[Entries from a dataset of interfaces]
══════════

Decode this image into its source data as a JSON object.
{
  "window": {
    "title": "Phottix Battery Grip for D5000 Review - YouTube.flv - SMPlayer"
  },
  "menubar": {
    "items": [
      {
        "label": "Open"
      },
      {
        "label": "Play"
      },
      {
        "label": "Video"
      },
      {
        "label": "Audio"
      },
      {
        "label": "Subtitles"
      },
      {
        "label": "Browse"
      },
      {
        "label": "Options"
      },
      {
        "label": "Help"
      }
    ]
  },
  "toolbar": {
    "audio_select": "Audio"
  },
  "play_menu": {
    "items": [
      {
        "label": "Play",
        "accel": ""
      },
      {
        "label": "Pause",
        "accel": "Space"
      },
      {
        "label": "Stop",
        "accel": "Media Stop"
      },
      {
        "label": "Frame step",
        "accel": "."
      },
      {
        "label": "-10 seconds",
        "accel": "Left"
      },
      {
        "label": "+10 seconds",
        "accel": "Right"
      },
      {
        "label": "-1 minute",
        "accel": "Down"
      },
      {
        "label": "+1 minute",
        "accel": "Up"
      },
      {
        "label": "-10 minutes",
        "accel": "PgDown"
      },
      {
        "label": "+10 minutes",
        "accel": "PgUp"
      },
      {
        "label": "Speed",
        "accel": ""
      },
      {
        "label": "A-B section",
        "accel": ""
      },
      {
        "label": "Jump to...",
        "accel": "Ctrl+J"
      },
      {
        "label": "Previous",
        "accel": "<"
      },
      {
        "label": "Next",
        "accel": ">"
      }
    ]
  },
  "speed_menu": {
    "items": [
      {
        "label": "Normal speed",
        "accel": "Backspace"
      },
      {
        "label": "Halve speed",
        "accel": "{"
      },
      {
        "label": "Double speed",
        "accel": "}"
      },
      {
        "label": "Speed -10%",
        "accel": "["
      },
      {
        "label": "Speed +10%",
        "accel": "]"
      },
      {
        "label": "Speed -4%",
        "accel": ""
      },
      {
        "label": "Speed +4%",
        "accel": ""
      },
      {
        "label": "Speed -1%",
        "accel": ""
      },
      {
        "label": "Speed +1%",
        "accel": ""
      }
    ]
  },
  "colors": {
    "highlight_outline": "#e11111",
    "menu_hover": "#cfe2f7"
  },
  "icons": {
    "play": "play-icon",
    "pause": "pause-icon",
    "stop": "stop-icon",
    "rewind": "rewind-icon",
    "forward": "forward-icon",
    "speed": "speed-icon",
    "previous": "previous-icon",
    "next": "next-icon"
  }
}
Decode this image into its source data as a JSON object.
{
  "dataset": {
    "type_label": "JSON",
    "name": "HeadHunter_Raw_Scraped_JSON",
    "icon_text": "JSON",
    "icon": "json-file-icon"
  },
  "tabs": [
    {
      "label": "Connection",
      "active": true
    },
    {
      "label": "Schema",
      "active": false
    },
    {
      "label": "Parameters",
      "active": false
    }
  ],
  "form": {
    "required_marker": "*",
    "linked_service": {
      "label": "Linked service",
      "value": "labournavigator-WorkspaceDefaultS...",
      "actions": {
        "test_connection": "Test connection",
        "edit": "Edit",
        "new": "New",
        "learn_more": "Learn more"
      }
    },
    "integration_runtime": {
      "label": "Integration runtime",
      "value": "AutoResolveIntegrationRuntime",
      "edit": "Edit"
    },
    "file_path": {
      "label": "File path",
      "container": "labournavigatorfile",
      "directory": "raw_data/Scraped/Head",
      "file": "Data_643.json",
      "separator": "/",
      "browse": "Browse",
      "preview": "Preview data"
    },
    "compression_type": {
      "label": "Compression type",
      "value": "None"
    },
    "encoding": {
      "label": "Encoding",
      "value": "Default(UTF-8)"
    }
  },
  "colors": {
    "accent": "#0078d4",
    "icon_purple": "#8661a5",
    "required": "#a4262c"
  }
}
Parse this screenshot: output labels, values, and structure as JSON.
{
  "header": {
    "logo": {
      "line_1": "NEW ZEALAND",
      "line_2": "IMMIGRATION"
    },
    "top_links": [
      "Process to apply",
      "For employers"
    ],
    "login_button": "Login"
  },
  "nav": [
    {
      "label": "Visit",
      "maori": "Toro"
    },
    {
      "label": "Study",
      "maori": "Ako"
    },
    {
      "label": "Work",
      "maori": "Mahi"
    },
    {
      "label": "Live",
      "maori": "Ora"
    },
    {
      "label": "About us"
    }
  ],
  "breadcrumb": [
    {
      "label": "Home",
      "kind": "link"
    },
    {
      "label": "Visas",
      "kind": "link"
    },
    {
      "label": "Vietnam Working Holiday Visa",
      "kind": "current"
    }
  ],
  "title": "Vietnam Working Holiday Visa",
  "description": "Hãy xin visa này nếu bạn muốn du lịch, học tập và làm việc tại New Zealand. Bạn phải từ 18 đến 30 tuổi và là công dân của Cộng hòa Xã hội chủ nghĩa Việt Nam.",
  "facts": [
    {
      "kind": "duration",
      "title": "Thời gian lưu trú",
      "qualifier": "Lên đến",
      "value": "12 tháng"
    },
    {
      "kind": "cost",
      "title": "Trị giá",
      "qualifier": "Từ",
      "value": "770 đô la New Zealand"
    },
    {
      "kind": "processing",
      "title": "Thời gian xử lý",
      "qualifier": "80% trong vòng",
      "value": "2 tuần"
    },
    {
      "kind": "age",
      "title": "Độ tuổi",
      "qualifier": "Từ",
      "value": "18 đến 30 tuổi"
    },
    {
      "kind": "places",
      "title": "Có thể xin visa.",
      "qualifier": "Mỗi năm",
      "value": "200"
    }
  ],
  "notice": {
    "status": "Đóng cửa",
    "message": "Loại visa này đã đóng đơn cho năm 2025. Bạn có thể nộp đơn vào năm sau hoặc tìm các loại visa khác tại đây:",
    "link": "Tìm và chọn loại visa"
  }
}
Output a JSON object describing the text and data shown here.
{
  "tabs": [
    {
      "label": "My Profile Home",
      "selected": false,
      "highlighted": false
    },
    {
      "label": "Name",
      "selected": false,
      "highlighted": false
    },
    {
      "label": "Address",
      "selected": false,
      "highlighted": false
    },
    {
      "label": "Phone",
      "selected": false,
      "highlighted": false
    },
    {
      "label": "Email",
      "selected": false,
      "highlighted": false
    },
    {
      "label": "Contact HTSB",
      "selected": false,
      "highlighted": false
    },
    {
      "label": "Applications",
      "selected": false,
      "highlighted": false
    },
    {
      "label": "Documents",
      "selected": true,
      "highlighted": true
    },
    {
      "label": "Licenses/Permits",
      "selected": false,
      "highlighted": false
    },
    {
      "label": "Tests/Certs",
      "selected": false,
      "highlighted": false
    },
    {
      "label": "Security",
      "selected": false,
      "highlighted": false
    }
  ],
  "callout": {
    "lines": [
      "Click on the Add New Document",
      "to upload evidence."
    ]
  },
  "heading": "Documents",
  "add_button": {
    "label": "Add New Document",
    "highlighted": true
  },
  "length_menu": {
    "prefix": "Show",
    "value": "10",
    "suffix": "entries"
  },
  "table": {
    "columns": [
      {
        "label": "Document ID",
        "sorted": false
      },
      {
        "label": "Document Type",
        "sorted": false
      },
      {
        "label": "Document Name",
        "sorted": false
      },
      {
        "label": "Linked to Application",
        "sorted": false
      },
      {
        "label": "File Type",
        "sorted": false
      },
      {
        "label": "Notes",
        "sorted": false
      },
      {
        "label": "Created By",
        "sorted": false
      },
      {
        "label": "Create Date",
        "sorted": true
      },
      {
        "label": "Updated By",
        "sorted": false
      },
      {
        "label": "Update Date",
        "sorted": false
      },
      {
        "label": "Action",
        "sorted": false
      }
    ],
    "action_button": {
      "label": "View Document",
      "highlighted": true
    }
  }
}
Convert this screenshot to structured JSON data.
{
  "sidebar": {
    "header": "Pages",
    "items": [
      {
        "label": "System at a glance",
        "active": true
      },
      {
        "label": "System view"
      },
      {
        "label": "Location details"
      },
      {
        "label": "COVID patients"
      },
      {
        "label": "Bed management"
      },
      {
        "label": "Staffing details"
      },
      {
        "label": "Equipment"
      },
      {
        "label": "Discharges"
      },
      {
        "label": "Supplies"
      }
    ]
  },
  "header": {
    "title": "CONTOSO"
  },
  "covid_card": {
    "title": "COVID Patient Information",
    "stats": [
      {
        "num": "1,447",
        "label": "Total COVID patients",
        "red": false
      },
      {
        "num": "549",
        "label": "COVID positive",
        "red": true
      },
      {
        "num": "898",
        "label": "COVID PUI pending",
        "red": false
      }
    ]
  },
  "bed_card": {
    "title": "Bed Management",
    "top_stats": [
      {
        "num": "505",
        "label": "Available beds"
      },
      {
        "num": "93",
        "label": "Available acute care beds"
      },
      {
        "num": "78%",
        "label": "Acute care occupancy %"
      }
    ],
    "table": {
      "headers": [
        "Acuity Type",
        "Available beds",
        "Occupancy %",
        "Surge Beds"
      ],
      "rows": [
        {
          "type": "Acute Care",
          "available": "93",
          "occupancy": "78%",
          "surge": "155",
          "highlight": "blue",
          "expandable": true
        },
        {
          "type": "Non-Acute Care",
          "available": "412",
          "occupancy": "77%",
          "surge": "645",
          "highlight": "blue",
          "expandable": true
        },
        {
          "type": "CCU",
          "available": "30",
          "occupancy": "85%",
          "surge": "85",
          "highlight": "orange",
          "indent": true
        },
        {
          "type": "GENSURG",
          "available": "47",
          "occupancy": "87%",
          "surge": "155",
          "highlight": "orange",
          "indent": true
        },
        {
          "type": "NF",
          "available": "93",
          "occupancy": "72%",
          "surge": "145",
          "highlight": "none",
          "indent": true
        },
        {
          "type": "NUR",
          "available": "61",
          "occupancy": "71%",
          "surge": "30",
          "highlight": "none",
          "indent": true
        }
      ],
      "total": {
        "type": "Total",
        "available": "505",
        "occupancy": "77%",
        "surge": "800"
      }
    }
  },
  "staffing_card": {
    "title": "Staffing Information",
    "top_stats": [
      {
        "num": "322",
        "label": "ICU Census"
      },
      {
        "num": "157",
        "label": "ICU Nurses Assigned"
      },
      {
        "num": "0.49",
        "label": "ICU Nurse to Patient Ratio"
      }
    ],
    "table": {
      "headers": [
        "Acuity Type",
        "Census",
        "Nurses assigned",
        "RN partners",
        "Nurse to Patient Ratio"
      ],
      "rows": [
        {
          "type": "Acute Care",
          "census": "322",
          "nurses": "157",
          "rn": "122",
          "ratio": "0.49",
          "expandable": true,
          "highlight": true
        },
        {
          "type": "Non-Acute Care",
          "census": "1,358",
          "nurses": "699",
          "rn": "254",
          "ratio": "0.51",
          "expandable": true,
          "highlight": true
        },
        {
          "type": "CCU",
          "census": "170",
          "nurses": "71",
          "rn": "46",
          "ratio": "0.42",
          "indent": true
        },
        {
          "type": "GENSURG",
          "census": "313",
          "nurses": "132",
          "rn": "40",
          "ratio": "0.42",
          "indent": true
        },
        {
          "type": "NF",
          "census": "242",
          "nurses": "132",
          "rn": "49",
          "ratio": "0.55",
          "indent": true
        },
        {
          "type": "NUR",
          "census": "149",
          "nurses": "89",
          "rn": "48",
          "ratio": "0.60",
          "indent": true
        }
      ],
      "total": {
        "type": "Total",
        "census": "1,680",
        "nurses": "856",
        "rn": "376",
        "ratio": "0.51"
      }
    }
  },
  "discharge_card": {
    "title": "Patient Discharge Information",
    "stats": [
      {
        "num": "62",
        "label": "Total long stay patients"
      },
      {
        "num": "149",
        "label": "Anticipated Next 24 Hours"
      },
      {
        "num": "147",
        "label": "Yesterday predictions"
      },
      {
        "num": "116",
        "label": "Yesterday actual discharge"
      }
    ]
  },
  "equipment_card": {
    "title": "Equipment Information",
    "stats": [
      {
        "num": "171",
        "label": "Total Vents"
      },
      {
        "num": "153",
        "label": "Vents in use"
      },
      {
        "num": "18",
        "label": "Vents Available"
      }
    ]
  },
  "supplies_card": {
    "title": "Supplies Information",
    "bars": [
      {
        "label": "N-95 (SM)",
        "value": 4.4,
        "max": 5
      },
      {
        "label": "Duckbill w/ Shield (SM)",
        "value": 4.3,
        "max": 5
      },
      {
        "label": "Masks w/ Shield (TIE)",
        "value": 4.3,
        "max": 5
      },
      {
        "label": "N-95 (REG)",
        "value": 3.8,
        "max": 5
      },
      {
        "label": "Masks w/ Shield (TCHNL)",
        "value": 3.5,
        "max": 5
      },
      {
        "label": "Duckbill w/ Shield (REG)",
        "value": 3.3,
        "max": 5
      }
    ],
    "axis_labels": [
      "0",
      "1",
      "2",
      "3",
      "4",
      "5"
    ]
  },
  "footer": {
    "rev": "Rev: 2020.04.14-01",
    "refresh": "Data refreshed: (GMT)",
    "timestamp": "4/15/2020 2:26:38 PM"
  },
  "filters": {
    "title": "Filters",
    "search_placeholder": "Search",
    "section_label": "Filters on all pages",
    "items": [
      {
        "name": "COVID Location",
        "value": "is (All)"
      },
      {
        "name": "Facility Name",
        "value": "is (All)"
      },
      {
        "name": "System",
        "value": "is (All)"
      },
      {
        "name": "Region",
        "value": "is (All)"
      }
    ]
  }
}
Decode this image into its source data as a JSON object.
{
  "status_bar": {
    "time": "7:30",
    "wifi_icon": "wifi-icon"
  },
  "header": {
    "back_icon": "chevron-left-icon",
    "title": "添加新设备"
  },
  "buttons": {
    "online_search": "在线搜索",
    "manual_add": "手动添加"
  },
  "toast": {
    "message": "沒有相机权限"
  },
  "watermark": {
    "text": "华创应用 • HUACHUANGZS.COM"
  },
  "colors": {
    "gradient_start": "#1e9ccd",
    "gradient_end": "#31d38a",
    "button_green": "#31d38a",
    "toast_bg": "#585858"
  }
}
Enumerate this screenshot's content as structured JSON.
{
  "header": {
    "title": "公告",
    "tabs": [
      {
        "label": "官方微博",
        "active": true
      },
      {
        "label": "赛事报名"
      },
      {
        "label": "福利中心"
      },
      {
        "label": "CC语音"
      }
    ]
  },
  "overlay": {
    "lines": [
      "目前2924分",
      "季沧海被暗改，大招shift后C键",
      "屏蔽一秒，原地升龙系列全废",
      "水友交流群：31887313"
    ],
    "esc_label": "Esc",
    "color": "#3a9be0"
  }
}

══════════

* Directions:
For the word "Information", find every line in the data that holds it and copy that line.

* Solution below:
    "title": "COVID Patient Information",
    "title": "Staffing Information",
    "title": "Patient Discharge Information",
    "title": "Equipment Information",
    "title": "Supplies Information",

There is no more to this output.